The lowest-paid workers took the biggest hit in last year's budget cuts at Fresno City Hall.
Including both full-time and part-time workers, both permanent and temporary, there were 474 who made a base salary of less than $10,000 in 2010 but only 375 -- 21% fewer -- at that level in 2011.
Over the same period, the number making base salaries of more than $100,000 dropped only from 94 to 91, a 3% decline.
When overtime and other supplements are included, the number making more than $100,000 actually rose by 14%.
Those conclusions are drawn from city payroll records requested by The Bee and posted Sunday in searchable form on fresnobee.com, along with similar records from 32 other central San Joaquin Valley cities and county governments. It's the third year of local government salary data collected by The Bee.
Payroll records for the region's community college districts, unified school districts and high school districts will be posted in coming weeks.
Among those central San Joaquin Valley cities and counties, the biggest drop in payroll was more than 12% in Coalinga. Thirteen cities and Fresno County spent more on payroll in 2011 than in 2010.
Overall, the city of Fresno's employee head count dropped by 10% between 2010 and 2011. But the cash it paid out to its employees dropped only half that much.
Among the reasons: Raises for many remaining employees, a 2% rise in overtime and a 1% increase in "other pay," which includes cash payments for accrued sick leave, vacation time and other allowances for departing employees.
Those payments to departing employees are one target of Mayor Ashley Swearengin's 10-year plan for restoring the city's financial health, the Fiscal Sustainability Policy.
"A lot of money goes out there," City Manager Mark Scott said. "We've done a lot of talking about that."
The policy calls for the city to "develop a city-wide program for leaves that reduces long term liabilities and is rational, sustainable and consistent with community standards."
Putting such a program into effect for all workers, however, would require cooperation from the city's employee bargaining units.
Ten employees who left the city during 2011 received cash payouts of more than $50,000. The highest was Gerald Todd, who was most recently a management analyst in the Public Works Department. He collected $82,522.73 in "other pay" last year.
Among city departments, the Parks, After School, Recreation & Community Services Department saw the biggest cuts in 2011 in both payroll, which dropped by 29%, and head count, which declined by 31%. Of 429 employees who worked for the PARCS Department in 2010, 131 left in 2011, including its director, Randall L. Cooper, whose duties were assumed by an assistant city manager, Bruce Rudd.
Other major departments, including police, fire, public utilities, public works, airports and transportation/FAX, saw much smaller cuts of 10% or less.

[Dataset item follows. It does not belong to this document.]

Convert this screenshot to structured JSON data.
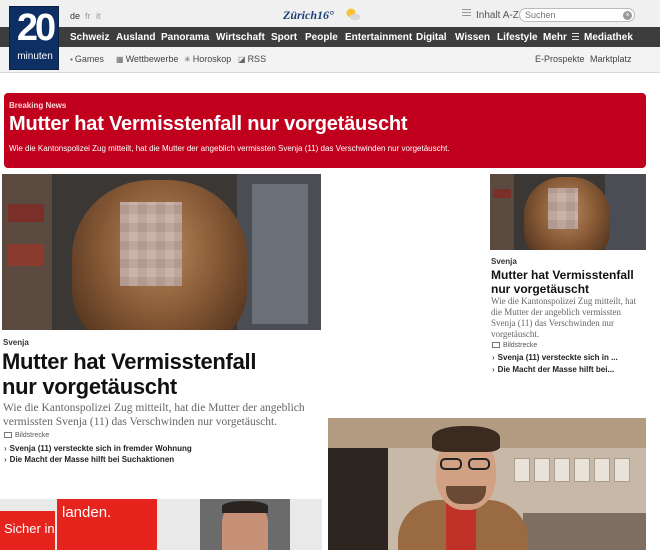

But Scott and other city officials said some of those departments already had taken large reductions when the city's financial crisis worsened in 2009.
"In looking at head count numbers for the three years, just about across the board, it's about 30% in every department on average," Assistant City Manager Renena Smith said.
Scott said Fresno's dwindling city work force has resulted in service cuts, and those have been noticed by residents, who complain "that their potholes aren't getting filled, that their street lights are out.
"We're hearing that when they call the Police Department they don't come out on burglary reports like they once did," he said. "Or when they come into the office they have to stand in line for an inordinate amount of time. All of which is true and not something we're happy about."
Some of the slack has been taken up by volunteers, especially in park maintenance, where two programs have attracted almost 30,000 hours of volunteer labor in less than two years.
For this year, Scott said he is counting on persuading the city's bargaining units to accept cuts in salaries, health and retirement benefits, and other areas in lieu of further work-force reductions.
"From this point forward, we're not likely to cut a lot of employees," he said. "What we're hoping 2012 will show is that starting mid-year that we'll have had more concessions from the employees and that we'll have reduced payroll accordingly."
Senior administrators and medical personnel drew the highest local government pay in the central San Joaquin Valley last year, according to data collected by The Bee.
The top two were a pair of psychiatrists working for Fresno County, Joseph Alimasuya and Pratap L. Narayan.
Next were the former city managers of Coalinga (Bill Skinner, who left the job in August through a mutual agreement with city officials) and Corcoran (Ron Hoggard, who retired), and Madera City Administrator David Tooley.
Go to fresnobee.com/citypay to search the database, which tallies gross pay.